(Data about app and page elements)

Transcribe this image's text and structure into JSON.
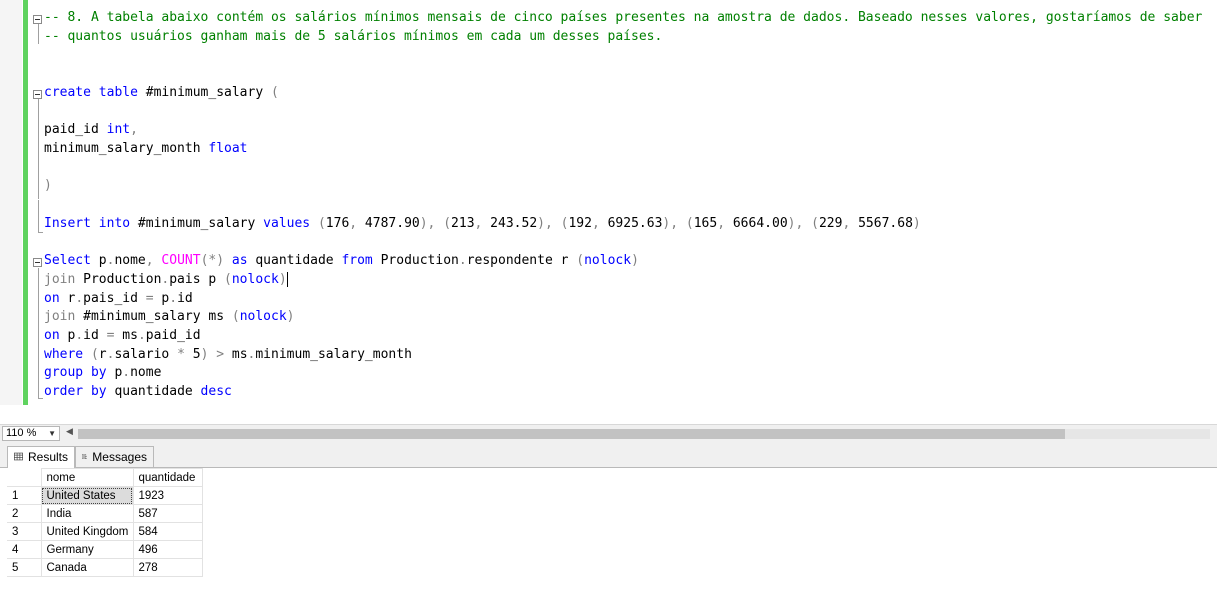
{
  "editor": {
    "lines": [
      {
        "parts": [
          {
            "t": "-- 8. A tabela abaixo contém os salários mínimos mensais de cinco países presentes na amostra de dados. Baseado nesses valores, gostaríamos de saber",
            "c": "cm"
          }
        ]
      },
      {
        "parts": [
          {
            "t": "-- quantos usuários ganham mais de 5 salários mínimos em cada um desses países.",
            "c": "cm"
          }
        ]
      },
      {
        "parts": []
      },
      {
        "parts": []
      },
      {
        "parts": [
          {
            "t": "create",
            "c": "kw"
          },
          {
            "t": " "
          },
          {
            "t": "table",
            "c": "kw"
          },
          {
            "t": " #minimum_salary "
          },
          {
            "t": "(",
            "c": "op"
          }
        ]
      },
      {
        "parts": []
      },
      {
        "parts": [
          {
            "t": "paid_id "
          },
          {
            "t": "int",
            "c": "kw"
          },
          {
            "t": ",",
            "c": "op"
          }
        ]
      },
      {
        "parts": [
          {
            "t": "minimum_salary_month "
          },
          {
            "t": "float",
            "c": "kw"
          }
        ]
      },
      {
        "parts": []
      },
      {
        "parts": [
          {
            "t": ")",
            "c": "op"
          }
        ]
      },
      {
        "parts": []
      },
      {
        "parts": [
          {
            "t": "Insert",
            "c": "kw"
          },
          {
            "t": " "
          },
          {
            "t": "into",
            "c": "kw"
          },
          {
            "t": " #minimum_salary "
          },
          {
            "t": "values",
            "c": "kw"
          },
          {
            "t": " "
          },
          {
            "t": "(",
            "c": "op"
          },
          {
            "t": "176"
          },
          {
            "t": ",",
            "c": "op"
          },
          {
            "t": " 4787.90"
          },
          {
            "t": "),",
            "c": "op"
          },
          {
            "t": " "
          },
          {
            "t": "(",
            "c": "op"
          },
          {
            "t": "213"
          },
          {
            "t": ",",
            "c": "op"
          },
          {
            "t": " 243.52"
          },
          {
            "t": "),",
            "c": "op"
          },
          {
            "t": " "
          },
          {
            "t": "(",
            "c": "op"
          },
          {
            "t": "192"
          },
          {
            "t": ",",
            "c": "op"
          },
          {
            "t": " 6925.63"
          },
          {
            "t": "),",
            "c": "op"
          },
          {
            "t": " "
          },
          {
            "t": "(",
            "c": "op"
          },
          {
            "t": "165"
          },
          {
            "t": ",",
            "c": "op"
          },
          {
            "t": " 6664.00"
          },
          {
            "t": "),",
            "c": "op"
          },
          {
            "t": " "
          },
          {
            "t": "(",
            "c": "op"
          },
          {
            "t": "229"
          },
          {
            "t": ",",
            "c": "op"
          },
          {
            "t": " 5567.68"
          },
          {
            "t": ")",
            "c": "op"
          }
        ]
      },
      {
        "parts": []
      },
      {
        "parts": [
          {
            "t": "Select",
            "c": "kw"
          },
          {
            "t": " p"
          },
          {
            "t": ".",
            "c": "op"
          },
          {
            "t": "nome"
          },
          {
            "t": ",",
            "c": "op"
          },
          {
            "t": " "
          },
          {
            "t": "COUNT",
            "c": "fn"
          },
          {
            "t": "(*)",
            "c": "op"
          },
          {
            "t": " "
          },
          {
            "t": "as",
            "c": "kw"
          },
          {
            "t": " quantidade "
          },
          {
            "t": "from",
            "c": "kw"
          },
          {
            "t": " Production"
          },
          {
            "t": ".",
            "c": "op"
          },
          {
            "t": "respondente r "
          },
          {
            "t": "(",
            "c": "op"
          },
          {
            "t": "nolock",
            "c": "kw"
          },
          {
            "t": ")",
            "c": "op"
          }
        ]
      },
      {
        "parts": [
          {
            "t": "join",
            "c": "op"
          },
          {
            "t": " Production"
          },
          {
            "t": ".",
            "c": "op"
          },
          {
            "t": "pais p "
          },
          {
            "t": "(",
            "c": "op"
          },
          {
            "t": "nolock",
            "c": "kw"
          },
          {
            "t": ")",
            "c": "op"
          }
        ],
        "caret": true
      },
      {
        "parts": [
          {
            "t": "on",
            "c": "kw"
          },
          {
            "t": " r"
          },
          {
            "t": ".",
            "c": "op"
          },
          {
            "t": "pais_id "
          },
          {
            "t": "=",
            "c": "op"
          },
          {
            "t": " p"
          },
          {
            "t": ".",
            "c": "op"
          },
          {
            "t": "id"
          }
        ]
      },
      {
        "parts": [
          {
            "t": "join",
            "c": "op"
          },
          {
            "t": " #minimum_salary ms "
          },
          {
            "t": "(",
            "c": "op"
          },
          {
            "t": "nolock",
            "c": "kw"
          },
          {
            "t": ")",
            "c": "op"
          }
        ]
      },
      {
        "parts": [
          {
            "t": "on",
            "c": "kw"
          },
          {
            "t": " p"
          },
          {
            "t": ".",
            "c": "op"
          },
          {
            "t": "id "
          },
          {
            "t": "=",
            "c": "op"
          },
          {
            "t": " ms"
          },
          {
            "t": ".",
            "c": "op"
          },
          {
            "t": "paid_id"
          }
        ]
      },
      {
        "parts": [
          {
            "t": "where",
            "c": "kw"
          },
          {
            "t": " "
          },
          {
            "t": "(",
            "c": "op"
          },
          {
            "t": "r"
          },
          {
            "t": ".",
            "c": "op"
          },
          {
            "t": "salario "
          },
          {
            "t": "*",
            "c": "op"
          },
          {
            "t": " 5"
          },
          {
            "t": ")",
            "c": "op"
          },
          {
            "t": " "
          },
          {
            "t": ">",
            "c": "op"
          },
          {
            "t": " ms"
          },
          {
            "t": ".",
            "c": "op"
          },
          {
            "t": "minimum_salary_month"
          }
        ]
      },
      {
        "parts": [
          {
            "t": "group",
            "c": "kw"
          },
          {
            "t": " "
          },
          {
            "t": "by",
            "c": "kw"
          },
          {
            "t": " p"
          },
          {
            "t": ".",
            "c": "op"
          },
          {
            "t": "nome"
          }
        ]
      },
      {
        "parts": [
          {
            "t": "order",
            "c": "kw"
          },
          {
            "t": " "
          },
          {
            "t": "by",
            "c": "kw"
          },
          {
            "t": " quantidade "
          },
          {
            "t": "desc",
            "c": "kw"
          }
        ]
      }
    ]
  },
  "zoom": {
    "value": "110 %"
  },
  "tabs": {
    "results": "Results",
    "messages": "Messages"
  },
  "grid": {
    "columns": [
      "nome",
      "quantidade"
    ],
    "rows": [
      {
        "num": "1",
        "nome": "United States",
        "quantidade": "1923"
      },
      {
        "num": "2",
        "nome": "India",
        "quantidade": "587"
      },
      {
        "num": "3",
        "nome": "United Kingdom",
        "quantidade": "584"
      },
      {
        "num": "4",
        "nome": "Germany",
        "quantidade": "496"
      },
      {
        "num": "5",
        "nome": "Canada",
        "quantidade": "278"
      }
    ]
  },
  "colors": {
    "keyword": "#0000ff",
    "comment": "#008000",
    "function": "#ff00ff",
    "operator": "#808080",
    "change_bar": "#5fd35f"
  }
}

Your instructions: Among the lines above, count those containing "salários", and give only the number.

Exercise result: 2